What is expected:
Every line below that includes "JSON" counts toward the total. Report that total alone.

Information given:
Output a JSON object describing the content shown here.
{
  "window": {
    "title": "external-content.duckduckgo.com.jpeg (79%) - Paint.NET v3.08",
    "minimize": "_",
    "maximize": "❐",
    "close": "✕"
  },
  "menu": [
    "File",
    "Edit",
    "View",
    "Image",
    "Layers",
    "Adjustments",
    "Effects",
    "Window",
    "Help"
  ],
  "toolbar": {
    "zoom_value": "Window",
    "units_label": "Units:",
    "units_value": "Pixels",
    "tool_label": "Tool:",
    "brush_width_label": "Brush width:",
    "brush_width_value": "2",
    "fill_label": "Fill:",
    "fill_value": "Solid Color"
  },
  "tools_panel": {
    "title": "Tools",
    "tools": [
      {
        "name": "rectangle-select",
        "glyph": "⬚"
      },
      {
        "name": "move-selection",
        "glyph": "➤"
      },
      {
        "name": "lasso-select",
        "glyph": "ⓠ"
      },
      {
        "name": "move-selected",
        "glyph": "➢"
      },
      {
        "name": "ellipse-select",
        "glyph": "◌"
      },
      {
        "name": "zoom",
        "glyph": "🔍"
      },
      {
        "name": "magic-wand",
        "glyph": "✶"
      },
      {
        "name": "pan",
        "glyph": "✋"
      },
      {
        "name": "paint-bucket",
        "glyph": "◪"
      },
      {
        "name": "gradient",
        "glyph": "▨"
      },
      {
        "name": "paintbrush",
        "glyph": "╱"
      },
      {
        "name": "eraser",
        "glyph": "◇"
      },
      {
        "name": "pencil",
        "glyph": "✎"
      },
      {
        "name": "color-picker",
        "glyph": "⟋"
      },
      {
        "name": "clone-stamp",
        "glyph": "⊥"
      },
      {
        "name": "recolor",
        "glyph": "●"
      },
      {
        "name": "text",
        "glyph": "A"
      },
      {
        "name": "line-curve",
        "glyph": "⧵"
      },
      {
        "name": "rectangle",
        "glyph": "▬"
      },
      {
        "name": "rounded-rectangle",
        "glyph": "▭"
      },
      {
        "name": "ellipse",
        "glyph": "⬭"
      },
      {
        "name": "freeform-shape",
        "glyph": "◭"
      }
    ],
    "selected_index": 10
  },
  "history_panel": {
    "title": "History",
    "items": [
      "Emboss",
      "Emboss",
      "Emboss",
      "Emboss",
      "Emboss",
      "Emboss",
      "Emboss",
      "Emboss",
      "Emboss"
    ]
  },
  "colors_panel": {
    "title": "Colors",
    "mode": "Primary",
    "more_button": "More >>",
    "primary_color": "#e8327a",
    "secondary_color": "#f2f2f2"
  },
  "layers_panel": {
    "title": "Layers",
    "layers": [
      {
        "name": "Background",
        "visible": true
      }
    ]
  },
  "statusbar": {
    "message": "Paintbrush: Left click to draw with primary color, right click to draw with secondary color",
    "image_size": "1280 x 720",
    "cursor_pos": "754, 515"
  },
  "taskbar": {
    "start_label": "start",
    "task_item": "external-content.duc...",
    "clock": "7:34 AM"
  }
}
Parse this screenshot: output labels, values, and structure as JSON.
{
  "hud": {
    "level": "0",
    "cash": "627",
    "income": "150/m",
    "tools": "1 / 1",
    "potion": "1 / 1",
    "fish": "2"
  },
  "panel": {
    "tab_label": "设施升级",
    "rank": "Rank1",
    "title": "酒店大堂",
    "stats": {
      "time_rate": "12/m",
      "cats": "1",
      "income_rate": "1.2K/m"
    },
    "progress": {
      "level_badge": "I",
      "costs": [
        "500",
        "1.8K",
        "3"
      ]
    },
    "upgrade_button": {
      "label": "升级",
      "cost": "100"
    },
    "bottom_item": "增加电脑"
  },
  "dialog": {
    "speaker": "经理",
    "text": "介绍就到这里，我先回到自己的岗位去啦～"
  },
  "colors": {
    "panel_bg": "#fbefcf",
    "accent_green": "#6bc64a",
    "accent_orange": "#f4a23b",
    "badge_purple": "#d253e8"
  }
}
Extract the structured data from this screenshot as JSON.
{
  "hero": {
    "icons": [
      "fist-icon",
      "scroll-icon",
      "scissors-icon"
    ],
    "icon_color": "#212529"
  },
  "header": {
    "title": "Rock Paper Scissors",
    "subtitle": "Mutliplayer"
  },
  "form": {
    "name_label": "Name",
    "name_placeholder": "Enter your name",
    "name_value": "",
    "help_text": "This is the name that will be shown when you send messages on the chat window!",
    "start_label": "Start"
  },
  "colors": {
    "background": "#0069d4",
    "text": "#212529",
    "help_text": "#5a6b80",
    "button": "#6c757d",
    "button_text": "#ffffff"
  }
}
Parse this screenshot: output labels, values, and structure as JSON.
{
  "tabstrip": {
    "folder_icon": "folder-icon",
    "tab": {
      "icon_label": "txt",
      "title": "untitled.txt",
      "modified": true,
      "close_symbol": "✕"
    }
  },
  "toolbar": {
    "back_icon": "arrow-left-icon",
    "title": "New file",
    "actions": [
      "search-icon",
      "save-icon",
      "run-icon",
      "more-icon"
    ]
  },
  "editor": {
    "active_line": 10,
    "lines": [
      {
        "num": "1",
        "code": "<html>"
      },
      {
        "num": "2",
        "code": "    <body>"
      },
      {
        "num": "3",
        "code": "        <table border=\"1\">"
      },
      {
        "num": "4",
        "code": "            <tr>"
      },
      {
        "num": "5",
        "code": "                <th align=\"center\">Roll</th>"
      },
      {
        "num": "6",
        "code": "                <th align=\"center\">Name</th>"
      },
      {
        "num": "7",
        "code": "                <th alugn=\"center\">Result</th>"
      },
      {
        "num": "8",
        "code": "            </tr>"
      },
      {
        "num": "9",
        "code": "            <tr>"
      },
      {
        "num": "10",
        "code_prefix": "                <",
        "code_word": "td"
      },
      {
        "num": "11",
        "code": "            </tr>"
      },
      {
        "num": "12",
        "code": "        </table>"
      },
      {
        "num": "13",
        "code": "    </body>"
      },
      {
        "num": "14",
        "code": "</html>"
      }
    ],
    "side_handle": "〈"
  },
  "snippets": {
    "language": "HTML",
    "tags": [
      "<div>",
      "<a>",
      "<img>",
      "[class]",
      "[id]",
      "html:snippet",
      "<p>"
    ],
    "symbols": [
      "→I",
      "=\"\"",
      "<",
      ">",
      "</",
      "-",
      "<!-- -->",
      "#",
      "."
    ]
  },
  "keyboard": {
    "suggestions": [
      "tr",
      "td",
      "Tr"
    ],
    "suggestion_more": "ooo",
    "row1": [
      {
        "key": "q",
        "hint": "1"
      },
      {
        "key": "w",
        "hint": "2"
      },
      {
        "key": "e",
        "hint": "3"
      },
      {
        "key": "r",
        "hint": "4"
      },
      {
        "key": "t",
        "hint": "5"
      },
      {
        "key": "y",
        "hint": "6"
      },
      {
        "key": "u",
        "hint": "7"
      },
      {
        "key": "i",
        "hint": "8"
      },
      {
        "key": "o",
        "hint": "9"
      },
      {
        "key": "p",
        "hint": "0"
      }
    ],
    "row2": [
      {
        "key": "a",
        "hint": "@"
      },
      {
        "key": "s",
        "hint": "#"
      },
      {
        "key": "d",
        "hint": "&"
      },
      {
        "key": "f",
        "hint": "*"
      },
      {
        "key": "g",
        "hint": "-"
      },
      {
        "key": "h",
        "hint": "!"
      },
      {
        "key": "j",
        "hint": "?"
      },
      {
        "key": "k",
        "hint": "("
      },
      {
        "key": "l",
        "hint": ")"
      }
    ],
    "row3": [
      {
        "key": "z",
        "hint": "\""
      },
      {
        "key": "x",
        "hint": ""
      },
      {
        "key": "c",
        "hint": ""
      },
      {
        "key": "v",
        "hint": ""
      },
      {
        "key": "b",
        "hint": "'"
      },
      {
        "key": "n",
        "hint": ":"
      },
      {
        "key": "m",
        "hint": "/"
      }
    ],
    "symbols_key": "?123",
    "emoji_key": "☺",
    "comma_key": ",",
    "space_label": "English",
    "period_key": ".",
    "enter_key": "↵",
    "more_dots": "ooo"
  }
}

Completed task:
4